» **Work required**: What's wanted is each entry repeated verbatim, minus its images.

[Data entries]
>>>

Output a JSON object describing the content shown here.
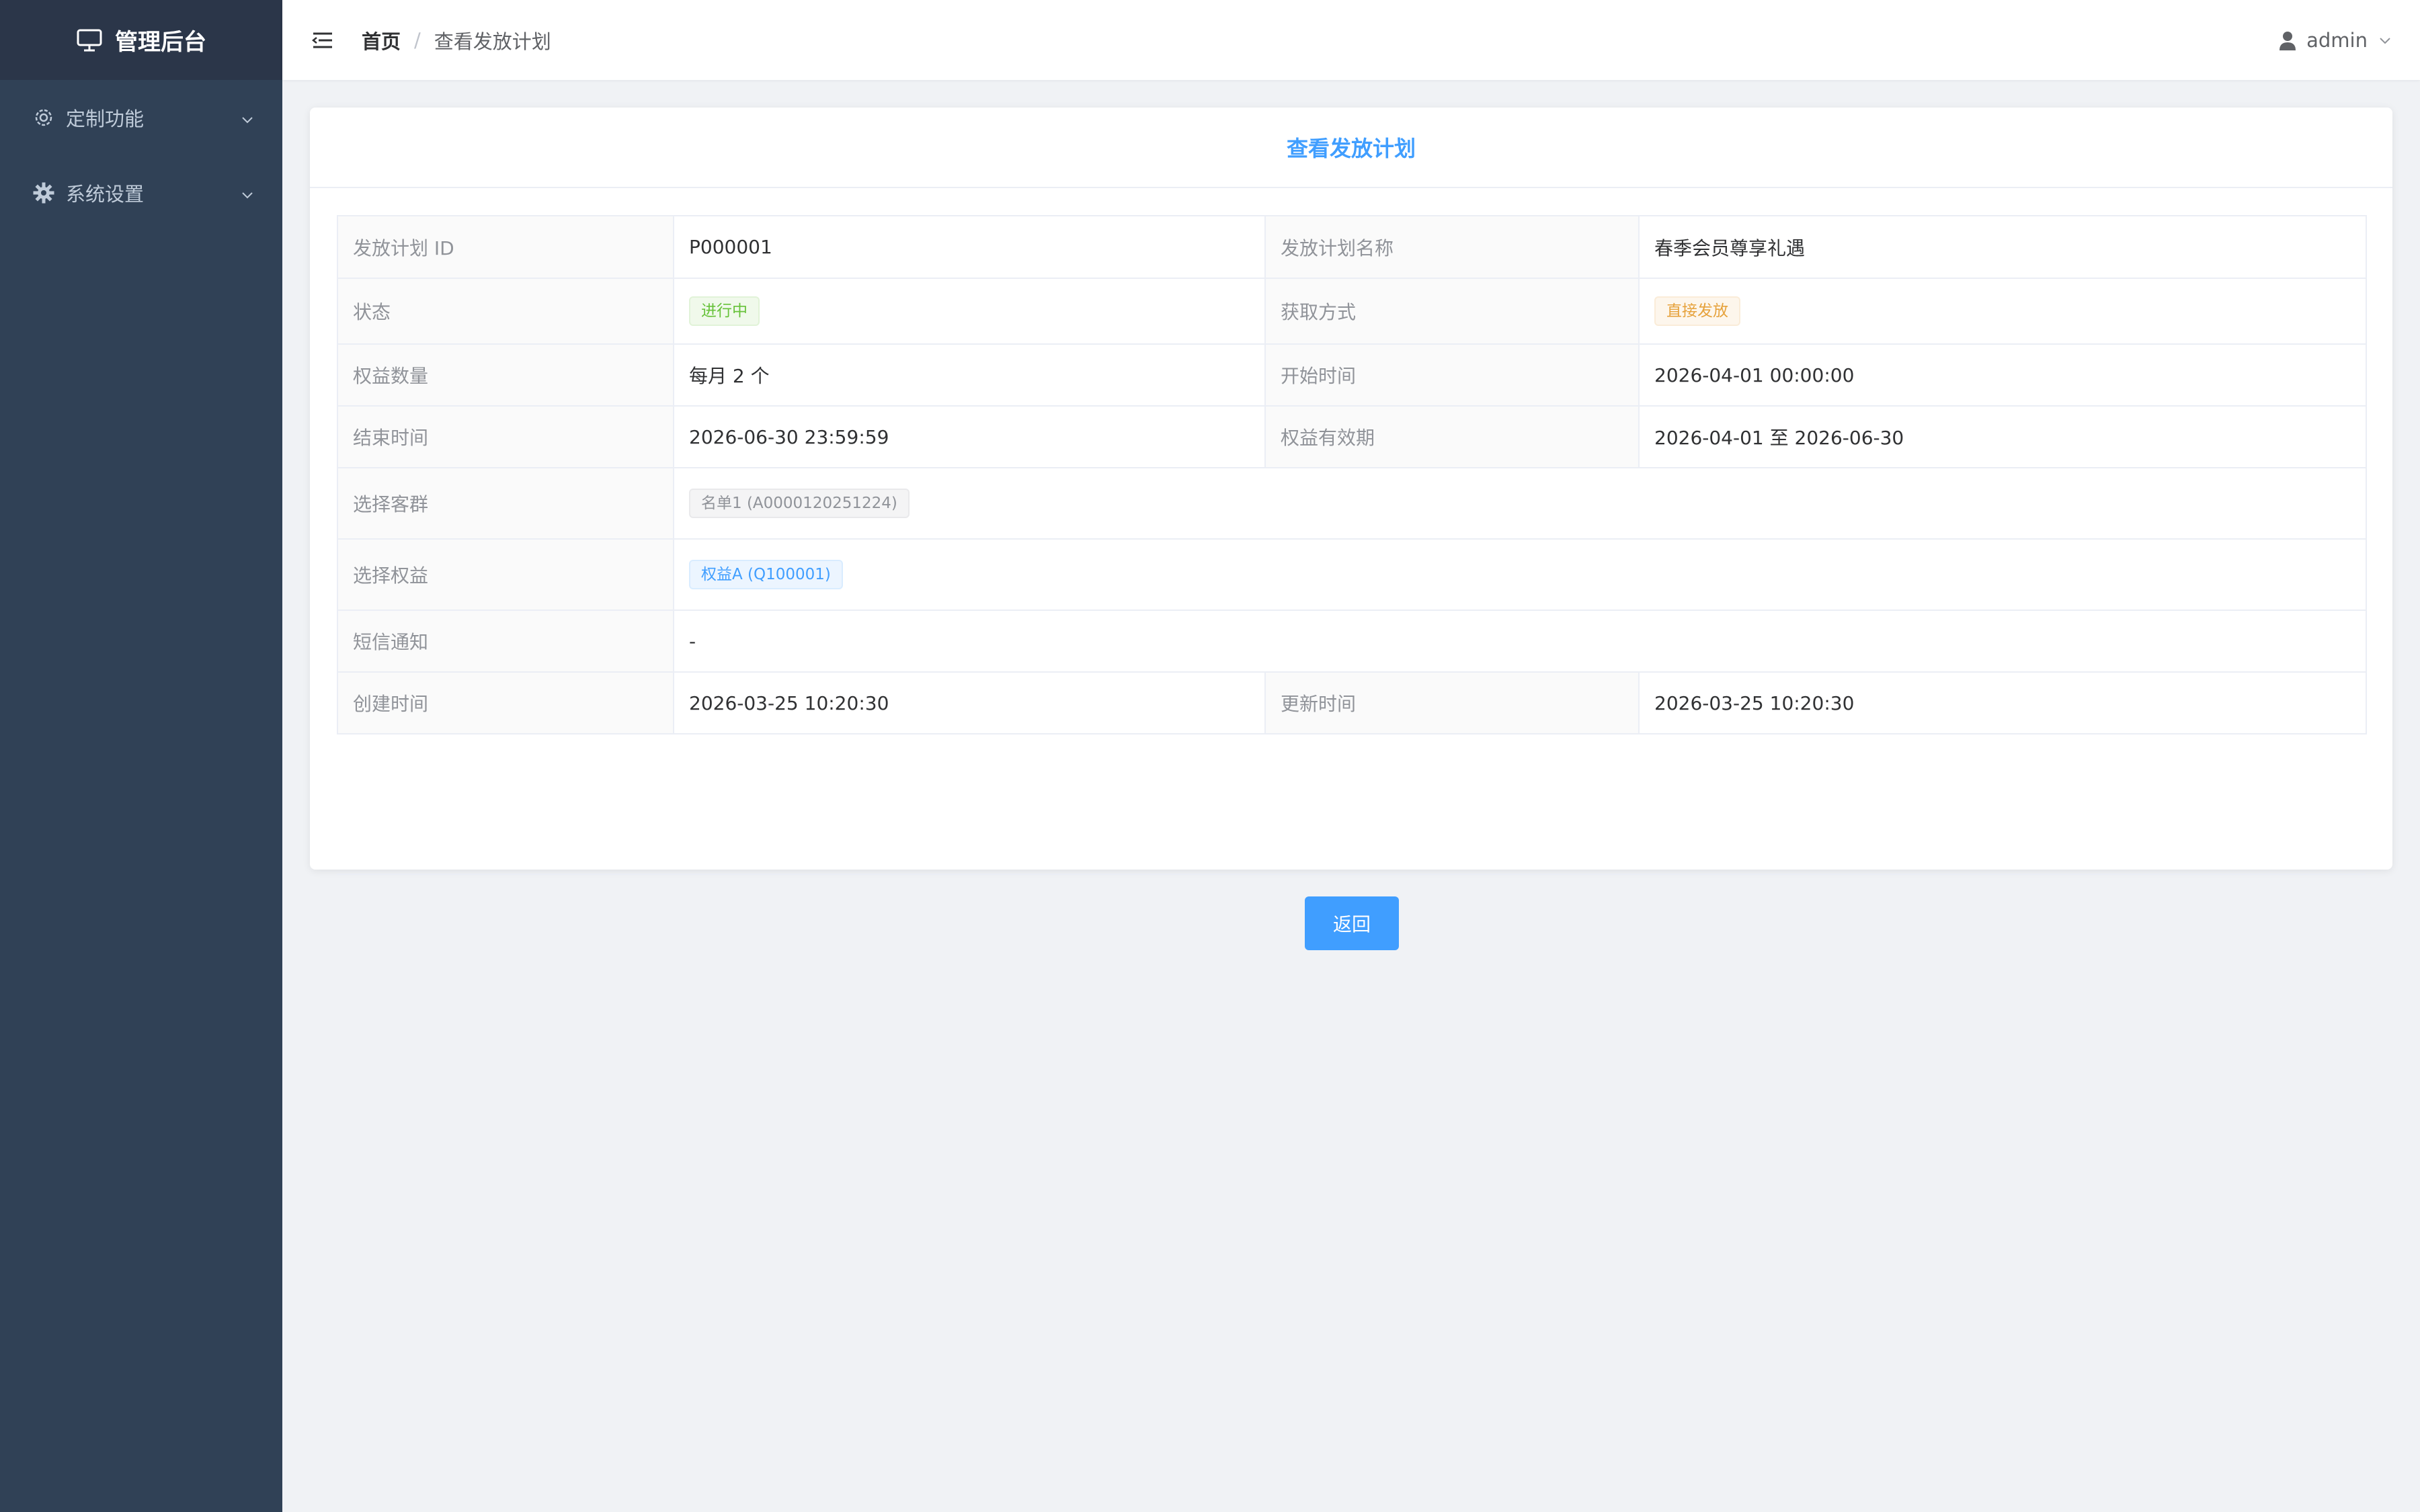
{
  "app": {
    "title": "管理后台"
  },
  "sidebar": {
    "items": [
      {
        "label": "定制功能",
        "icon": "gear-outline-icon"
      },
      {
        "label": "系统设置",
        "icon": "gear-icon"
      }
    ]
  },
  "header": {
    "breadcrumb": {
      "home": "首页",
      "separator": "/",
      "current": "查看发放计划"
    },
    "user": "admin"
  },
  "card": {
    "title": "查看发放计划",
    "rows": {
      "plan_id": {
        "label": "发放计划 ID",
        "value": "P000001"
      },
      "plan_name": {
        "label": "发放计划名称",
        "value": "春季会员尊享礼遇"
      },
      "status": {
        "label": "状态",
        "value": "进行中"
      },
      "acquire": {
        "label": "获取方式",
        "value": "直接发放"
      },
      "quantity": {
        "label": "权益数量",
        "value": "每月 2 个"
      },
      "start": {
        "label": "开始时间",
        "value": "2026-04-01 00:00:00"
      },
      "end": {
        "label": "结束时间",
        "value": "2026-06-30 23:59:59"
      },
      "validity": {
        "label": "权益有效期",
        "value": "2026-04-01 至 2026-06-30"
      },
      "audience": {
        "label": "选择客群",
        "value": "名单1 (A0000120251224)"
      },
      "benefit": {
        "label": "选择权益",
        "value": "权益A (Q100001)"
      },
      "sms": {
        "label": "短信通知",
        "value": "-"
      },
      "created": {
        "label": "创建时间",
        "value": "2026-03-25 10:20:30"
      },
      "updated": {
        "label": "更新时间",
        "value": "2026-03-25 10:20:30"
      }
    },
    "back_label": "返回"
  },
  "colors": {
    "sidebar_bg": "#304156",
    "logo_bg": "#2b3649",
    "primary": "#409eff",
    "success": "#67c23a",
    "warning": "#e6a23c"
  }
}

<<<

» **Solution for this task**:
Output a JSON object describing the content shown here.
{
  "app": {
    "title": "管理后台"
  },
  "sidebar": {
    "items": [
      {
        "label": "定制功能",
        "icon": "gear-outline-icon"
      },
      {
        "label": "系统设置",
        "icon": "gear-icon"
      }
    ]
  },
  "header": {
    "breadcrumb": {
      "home": "首页",
      "separator": "/",
      "current": "查看发放计划"
    },
    "user": "admin"
  },
  "card": {
    "title": "查看发放计划",
    "rows": {
      "plan_id": {
        "label": "发放计划 ID",
        "value": "P000001"
      },
      "plan_name": {
        "label": "发放计划名称",
        "value": "春季会员尊享礼遇"
      },
      "status": {
        "label": "状态",
        "value": "进行中"
      },
      "acquire": {
        "label": "获取方式",
        "value": "直接发放"
      },
      "quantity": {
        "label": "权益数量",
        "value": "每月 2 个"
      },
      "start": {
        "label": "开始时间",
        "value": "2026-04-01 00:00:00"
      },
      "end": {
        "label": "结束时间",
        "value": "2026-06-30 23:59:59"
      },
      "validity": {
        "label": "权益有效期",
        "value": "2026-04-01 至 2026-06-30"
      },
      "audience": {
        "label": "选择客群",
        "value": "名单1 (A0000120251224)"
      },
      "benefit": {
        "label": "选择权益",
        "value": "权益A (Q100001)"
      },
      "sms": {
        "label": "短信通知",
        "value": "-"
      },
      "created": {
        "label": "创建时间",
        "value": "2026-03-25 10:20:30"
      },
      "updated": {
        "label": "更新时间",
        "value": "2026-03-25 10:20:30"
      }
    },
    "back_label": "返回"
  },
  "colors": {
    "sidebar_bg": "#304156",
    "logo_bg": "#2b3649",
    "primary": "#409eff",
    "success": "#67c23a",
    "warning": "#e6a23c"
  }
}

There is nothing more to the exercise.